The Best Way to Learn Poker


Poker is a card game that can be played by two or more people. The goal is to make the best five-card hand by betting on it. There are several different ways to play poker, and you should practice each one to get a feel for it. Some people find it easier to learn poker by following the rules, while others prefer to bluff and win big hands. The best way to learn is to watch experienced players and observe their actions. You can then apply their strategy to your own gameplay.

After each player has a set number of cards, the dealer puts three more community cards on the table. These are called the flop. Once all the players have a look at these cards they can raise or fold. The highest five-card hand wins the pot. Ties are broken by the high card, which is used to break both pairs and the straight.

Once the flop has been dealt, there is another round of betting. During this time, you should try to build the pot and get your opponents to fold their weak hands. It is important to be aggressive when doing this, as it will help you win more money. However, you should also be careful not to bluff too often. You should only bluff when you have good cards and think that there is a great chance that your opponent will call your bet.

The most common mistake made by newcomers to poker is calling too many bets when they have a strong hand. This can cost you a lot of money in the long run, as other players will often wait for a better opportunity to call your bet. If you have a strong hand, you should be more aggressive and raise the bet to price out the weaker hands.

You should also avoid tables with strong players, as they can easily make you lose a large amount of money. In addition, they may make you feel uncomfortable and will probably slow down your progress. Instead, find a table with players that are close to your skill level. This will ensure that you are playing against players that are likely to be competitive.

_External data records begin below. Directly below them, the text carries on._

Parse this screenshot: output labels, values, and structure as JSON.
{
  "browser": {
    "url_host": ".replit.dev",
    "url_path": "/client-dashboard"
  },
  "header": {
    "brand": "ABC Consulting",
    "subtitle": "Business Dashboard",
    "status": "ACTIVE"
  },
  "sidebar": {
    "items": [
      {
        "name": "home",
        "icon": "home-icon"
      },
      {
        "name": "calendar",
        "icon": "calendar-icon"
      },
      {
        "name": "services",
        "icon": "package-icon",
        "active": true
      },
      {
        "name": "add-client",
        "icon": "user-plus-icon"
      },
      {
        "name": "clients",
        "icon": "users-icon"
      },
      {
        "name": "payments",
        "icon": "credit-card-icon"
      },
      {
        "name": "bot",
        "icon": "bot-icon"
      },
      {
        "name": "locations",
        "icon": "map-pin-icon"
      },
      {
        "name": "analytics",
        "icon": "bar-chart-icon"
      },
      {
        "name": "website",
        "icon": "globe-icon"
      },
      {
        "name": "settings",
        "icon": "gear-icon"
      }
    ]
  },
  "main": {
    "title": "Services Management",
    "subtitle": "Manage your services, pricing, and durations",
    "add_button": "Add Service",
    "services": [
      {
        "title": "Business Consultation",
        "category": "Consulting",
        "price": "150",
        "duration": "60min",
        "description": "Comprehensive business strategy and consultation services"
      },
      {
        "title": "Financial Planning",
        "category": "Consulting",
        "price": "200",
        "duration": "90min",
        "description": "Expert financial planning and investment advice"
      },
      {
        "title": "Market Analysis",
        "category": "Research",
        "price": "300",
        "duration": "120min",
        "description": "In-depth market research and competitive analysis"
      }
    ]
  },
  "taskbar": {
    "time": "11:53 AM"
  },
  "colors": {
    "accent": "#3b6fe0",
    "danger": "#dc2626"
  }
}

Another key to improving your poker game is studying the moves of experienced players. This will allow you to learn from their mistakes and improve your own game. You should also take note of the moves that make them successful, and incorporate those into your own gameplay.

You should always keep track of the statistics from your poker games, including the number of hands you play, your VPIP, and PFR. If you are serious about poker, then it is essential to keep this kind of data. You can use a software program to do this, or you can simply write down your statistics in a notebook. If you do not, then you will not be able to track your progress. It is also important to focus on one area at a time, rather than trying to implement all of the new information at once.